# Is the series $\sum_{n=1}^{\infty} \Bigl(1-\Bigl(1-\frac{1}{n^{1+\epsilon}}\Bigr)^n\Bigr)$ convergent?

While i was solving a problem in probability theory I came across the following series $$\sum_{n=1}^{\infty} \biggl(1-\biggl(1-\frac{1}{n^{1+\epsilon}}\biggr)^n\biggr)$$

and in order to complete my solution I want to show the above series converges but I couldn't prove it (I still dont know if it converges).

I tried to go with Taylor expansion of $x \mapsto \ln(1-x^{1+\epsilon})$ but I couldn't get anything interesting.

Then I showed that $1-\bigl(1-\frac{1}{n^{1+\epsilon}}\bigr)^n \leq \frac{1}{n^\epsilon}$ but this doesn't help either.

Let me know if you have any idea!

We have that

$$\biggl(1-\frac{1}{n^{1+\epsilon}}\biggr)^n=e^{n\log\biggl(1-\frac{1}{n^{1+\epsilon}}\biggr)}=e^{-\frac{1}{n^{\epsilon}}+o\left(\frac{1}{n^{\epsilon}}\right)}=1-\frac{1}{n^{\epsilon}}+o\left(\frac{1}{n^{\epsilon}}\right)$$

thus

$$\biggl(1-\biggl(1-\frac{1}{n^{1+\epsilon}}\biggr)^n\biggr)=\frac{1}{n^{\epsilon}}+o\left(\frac{1}{n^{\epsilon}}\right)$$

which converges for $\epsilon >1$.

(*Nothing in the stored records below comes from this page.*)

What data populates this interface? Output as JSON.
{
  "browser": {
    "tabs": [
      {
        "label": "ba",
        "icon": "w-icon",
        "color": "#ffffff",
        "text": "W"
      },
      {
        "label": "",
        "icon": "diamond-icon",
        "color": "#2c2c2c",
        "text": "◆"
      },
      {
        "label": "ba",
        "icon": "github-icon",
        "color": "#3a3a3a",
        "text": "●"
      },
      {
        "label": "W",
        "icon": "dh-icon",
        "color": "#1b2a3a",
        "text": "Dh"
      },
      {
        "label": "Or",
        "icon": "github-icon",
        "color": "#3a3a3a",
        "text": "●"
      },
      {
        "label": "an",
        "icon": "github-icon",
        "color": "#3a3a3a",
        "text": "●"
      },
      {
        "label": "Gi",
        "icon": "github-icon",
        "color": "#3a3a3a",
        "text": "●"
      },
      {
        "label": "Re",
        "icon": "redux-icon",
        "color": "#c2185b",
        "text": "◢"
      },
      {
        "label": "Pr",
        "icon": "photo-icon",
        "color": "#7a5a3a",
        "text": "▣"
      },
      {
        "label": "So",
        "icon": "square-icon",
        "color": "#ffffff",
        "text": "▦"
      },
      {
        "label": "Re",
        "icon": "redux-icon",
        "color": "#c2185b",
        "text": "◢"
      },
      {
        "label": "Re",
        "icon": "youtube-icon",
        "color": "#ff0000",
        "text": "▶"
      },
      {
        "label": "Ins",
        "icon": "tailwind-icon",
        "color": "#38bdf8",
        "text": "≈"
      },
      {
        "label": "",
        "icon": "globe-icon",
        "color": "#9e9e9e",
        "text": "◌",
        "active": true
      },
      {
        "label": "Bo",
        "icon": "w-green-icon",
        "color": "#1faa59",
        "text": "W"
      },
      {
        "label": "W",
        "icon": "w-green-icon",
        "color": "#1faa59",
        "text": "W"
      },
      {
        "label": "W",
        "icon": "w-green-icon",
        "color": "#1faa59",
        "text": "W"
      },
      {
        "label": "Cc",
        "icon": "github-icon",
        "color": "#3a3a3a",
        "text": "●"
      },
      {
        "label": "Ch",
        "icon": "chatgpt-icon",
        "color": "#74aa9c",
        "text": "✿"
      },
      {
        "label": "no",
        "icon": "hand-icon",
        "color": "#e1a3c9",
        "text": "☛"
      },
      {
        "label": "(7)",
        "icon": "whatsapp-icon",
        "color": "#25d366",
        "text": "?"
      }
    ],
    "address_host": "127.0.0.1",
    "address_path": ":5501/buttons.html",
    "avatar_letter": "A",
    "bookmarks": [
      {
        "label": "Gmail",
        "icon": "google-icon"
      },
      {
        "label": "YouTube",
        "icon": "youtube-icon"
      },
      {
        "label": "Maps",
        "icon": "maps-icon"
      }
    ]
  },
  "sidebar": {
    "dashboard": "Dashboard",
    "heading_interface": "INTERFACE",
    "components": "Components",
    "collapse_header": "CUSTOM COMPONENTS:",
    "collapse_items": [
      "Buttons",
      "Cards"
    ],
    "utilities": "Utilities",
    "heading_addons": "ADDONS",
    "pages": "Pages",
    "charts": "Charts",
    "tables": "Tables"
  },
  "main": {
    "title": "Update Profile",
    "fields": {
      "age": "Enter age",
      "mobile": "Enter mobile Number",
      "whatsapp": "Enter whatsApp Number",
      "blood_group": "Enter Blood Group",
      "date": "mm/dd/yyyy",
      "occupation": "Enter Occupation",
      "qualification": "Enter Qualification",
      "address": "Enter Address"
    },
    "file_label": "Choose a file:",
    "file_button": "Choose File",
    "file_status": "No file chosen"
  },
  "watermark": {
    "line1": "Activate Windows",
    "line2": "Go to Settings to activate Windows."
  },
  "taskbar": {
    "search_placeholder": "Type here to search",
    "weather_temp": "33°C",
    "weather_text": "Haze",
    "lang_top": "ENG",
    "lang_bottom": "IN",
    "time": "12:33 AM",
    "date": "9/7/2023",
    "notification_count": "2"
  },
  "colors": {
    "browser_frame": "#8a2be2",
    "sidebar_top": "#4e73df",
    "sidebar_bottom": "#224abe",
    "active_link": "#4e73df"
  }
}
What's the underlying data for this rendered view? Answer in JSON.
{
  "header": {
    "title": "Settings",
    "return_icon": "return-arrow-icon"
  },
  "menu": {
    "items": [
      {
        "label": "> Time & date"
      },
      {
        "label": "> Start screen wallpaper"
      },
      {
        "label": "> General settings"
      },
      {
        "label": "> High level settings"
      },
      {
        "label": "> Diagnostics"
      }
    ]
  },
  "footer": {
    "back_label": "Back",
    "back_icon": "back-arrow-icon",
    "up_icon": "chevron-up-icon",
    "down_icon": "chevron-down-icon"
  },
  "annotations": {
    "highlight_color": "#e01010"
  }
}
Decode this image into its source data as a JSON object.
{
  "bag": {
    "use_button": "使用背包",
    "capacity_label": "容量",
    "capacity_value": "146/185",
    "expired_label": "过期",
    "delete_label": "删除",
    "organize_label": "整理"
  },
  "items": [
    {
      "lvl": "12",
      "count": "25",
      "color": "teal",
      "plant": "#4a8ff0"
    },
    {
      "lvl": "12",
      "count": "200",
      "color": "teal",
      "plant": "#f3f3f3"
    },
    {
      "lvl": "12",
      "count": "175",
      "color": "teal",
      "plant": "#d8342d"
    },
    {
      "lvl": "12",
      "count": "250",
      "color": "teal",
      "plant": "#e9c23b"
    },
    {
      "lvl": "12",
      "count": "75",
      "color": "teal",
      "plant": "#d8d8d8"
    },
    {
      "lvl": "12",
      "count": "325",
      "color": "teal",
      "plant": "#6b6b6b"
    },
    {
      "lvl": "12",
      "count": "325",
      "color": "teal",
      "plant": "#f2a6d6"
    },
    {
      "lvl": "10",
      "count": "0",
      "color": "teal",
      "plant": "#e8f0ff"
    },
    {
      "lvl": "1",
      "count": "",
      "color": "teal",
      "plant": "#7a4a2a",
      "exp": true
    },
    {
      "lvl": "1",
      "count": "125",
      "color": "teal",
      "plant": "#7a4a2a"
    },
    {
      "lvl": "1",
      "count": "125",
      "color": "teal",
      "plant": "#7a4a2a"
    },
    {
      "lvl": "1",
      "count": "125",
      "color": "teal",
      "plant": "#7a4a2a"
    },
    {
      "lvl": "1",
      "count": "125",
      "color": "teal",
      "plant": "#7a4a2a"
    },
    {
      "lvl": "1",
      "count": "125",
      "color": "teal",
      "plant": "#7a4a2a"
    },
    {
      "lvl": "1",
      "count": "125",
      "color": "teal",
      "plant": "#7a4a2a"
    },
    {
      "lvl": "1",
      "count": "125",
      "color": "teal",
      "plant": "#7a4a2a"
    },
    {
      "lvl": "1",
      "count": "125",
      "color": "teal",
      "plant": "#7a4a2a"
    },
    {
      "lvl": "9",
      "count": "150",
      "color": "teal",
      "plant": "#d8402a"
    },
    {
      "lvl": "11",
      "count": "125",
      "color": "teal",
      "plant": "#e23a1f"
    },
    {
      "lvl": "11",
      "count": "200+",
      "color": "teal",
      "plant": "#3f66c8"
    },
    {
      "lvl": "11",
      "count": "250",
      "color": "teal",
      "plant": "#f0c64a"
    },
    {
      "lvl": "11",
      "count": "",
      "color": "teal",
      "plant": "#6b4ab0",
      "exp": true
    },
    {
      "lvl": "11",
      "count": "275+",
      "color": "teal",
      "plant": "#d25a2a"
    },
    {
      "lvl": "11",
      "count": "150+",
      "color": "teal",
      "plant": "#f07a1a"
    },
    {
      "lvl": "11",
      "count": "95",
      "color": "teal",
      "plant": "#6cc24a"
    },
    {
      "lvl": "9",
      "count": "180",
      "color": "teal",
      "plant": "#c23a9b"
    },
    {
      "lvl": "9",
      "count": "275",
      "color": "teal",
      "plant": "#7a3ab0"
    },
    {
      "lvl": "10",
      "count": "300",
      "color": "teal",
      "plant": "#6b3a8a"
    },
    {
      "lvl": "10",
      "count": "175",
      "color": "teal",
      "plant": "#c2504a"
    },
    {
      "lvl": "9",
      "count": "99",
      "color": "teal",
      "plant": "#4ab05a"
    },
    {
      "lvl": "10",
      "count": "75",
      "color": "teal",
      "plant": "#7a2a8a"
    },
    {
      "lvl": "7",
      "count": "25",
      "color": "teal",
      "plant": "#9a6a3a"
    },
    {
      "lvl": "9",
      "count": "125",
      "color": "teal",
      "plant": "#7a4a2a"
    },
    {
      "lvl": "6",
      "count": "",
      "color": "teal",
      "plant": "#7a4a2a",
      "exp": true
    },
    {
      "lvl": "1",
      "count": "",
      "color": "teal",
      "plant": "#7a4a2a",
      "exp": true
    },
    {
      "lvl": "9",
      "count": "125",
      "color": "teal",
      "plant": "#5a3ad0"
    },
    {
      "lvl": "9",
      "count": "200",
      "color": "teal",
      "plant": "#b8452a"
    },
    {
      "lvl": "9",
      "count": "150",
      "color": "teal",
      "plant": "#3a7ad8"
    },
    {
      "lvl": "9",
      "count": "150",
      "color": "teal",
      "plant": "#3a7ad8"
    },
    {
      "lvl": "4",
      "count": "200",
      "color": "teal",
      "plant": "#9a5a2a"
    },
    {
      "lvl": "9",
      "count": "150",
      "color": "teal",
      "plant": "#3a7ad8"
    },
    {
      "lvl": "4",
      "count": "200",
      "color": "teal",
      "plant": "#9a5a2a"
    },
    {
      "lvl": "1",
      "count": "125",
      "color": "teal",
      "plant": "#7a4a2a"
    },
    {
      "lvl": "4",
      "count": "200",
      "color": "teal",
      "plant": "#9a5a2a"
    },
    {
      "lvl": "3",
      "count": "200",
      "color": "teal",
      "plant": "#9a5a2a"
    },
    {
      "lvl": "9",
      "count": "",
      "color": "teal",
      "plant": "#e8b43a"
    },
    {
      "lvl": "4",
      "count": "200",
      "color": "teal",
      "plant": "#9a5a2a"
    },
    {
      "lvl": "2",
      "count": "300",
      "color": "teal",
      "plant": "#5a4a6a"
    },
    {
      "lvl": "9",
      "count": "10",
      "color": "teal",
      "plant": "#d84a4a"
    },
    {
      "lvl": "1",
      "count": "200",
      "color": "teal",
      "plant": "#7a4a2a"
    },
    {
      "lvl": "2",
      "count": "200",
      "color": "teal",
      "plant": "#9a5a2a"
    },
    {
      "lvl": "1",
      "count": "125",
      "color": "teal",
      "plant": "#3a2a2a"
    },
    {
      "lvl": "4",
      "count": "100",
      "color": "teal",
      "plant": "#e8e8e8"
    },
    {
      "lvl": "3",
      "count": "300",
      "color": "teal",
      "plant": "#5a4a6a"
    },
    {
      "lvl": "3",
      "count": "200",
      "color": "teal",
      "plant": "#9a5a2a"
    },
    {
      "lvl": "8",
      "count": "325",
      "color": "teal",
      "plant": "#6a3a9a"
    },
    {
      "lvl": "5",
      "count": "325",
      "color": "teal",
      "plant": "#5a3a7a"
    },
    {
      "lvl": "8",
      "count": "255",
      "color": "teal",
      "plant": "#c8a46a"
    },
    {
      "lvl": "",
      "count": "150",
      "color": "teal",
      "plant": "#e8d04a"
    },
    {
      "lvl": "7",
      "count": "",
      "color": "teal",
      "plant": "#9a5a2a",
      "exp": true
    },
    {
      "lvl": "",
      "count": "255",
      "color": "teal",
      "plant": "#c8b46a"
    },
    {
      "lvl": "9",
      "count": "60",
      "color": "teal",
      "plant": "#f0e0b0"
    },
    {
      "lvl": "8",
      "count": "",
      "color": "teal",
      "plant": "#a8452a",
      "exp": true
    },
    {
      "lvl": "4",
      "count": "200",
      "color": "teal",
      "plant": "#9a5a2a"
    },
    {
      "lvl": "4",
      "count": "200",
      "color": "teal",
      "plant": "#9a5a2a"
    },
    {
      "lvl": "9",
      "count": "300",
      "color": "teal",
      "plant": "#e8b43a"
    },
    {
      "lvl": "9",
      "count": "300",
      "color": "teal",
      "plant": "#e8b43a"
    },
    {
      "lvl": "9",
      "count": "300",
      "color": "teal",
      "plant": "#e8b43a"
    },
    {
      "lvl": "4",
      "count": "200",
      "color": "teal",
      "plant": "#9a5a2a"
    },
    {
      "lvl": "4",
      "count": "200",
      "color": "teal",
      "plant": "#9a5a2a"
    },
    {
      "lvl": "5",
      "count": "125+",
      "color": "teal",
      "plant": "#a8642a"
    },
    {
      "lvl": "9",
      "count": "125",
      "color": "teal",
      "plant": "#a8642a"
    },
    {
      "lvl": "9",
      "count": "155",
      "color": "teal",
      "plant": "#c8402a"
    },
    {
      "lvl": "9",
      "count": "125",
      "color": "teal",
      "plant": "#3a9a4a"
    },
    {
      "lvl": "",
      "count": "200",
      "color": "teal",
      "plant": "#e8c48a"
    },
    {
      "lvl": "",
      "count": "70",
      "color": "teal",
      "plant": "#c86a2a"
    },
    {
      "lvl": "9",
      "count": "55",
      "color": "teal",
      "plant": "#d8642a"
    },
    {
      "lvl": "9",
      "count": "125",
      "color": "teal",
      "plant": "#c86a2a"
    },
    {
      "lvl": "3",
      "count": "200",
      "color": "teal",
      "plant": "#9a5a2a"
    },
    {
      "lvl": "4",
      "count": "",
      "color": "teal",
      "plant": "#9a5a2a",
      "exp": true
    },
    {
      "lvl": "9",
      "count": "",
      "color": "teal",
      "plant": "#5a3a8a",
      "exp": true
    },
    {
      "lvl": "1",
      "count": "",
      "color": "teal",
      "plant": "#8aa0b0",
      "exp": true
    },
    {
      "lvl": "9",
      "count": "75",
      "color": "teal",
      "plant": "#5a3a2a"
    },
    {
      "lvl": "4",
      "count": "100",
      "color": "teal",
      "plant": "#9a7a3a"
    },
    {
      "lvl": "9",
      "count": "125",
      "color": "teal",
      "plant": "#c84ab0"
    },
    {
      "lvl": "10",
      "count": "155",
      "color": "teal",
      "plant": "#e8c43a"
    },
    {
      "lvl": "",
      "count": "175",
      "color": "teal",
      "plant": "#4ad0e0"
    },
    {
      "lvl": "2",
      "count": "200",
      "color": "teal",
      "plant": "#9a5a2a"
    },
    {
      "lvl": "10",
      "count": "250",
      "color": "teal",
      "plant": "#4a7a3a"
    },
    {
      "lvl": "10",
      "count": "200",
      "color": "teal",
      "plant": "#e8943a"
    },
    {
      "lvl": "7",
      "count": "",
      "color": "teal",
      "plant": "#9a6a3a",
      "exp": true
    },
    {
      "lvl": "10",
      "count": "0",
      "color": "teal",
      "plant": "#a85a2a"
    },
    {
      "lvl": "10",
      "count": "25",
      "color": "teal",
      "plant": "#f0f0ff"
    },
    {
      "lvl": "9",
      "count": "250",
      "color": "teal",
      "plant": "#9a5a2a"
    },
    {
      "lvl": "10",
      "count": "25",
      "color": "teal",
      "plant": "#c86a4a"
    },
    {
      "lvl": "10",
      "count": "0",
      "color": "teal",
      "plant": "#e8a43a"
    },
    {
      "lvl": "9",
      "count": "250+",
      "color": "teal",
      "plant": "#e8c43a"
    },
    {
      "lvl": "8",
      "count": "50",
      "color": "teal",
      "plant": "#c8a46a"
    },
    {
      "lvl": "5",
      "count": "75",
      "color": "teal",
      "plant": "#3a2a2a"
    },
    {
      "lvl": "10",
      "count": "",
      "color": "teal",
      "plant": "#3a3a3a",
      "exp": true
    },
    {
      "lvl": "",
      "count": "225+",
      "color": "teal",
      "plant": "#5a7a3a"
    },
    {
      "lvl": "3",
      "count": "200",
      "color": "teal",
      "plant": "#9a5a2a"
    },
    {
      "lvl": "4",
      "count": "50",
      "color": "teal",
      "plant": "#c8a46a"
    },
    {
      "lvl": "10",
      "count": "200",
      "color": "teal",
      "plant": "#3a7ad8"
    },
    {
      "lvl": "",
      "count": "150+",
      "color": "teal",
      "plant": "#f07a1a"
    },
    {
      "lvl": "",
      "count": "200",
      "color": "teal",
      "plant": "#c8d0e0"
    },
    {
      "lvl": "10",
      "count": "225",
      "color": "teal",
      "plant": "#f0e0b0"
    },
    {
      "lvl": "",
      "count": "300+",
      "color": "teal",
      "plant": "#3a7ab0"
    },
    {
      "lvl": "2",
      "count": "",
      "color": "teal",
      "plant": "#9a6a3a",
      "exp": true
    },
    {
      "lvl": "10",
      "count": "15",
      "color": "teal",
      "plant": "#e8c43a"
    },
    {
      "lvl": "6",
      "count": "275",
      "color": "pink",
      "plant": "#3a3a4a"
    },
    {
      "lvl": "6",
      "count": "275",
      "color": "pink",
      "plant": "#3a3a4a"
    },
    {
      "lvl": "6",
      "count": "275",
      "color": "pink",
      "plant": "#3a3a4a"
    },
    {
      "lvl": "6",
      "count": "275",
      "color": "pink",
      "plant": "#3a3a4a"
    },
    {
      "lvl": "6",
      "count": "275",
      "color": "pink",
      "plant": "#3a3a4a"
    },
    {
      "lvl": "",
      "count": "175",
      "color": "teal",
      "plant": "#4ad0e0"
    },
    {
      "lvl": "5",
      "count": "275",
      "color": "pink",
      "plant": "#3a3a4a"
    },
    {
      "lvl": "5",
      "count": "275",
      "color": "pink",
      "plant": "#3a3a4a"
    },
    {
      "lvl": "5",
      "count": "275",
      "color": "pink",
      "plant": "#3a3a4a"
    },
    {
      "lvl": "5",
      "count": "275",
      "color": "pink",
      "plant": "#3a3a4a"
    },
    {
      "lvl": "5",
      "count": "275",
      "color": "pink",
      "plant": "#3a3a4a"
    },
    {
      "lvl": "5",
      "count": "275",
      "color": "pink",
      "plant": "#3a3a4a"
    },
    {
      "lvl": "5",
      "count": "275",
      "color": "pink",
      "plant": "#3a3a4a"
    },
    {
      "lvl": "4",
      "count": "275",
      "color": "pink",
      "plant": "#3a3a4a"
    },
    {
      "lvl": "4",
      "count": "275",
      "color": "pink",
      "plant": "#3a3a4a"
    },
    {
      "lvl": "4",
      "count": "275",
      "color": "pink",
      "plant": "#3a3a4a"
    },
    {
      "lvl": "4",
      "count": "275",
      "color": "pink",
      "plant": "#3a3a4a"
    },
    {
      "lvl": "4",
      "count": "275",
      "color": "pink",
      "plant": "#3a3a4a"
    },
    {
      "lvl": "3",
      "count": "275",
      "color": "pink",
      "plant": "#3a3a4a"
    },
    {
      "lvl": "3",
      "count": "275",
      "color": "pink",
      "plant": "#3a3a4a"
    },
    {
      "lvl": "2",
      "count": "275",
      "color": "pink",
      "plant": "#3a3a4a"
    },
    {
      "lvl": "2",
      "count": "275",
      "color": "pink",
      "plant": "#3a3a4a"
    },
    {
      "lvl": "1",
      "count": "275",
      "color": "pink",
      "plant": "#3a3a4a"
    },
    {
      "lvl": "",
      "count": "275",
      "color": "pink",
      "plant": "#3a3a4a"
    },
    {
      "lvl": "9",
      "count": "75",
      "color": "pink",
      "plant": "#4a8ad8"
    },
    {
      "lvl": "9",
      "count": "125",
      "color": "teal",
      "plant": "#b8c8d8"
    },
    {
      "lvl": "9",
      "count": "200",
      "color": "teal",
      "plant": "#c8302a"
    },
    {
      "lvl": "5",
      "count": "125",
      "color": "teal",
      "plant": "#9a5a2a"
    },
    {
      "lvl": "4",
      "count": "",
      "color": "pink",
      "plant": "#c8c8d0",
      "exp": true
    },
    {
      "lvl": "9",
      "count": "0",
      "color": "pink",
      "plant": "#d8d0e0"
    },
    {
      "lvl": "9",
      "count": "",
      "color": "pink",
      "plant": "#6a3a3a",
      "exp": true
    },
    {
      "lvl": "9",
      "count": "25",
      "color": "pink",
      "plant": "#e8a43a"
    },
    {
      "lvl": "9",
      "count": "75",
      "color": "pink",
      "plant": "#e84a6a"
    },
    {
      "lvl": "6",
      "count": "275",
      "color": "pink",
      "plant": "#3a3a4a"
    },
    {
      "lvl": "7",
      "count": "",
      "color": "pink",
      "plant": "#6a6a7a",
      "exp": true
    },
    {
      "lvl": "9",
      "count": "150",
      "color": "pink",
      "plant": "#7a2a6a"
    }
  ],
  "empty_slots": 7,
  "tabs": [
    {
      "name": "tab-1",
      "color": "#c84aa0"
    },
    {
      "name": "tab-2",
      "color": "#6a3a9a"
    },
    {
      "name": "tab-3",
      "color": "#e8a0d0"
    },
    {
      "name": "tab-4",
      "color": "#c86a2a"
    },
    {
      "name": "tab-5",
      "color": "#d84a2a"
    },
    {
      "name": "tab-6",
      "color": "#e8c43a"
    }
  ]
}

You can get explicit constants rather than big or little oh like this:

If $0 < x < 1$, $-\ln(1-x) =\sum_{k=1}^{\infty} \dfrac{x^k}{k} \gt x$ and,

$\begin{array}\\ -\ln(1-x) &=\sum_{k=1}^{\infty} \dfrac{x^k}{k}\\ &=x+\sum_{k=2}^{\infty} \dfrac{x^k}{k}\\ &\lt x+\sum_{k=2}^{\infty} \dfrac{x^k}{2}\\ &\lt x+\dfrac{x^2}{2(1-x)}\\ \end{array}$

Therefore, if $0 < x < \frac12$, $-\ln(1-x) \lt x+x^2$ so $-x-x^2 \lt\ln(1-x) \lt -x$.

Similarly, if $0 < x < 1$, $\exp(x) =\sum_{k=0}^{\infty} \dfrac{x^k}{k!} \gt 1+x$ and $\exp(x) \lt\sum_{k=0}^{\infty} x^k =\dfrac1{1-x}$.

Therefore, for $0 < x < 1$, $1-x \lt \exp(-x) \lt \dfrac1{1+x}$.

Therefore, if $n^{-c} < 1$, then

$\begin{array}\\ (1-\frac1{n^{1+c}})^n &=\exp(n\ln(1-\frac1{n^{1+c}}))\\ &\lt\exp(n(-\frac1{n^{1+c}}))\\ &=\exp(-n^{-c})\\ &\lt \dfrac1{1+n^{-c}}\\ \end{array}$

so

$\begin{array}\\ 1-(1-\frac1{n^{1+c}})^n &\gt 1-\dfrac1{1+n^{-c}}\\ &=\dfrac{n^{-c}}{1+n^{-c}}\\ &=\frac12 n^{-c}\\ \end{array}$

so the sum diverges if $c \le 1$.

If $c > 1$ then

$\begin{array}\\ (1-\frac1{n^{1+c}})^n &=\exp(n\ln(1-\frac1{n^{1+c}}))\\ &\gt\exp(n(-\frac1{n^{1+c}}-\frac1{n^{2+2c}}))\\ &=\exp(-n^{-c}-n^{-1-2c})\\ &\gt 1-(n^{-c}+n^{-1-2c})\\ \end{array}$

so

$\begin{array}\\ 1-(1-\frac1{n^{1+c}})^n &\lt 1-(1-(n^{-c}+n^{-1-2c}))\\ &= n^{-c}+n^{-1-2c}\\ &\lt n^{-c}+n^{-3}\\ \end{array}$

and the sum converges.

For large $n$, this term is approximately $n^{-\epsilon}$. The convergence condition is $\epsilon>1$.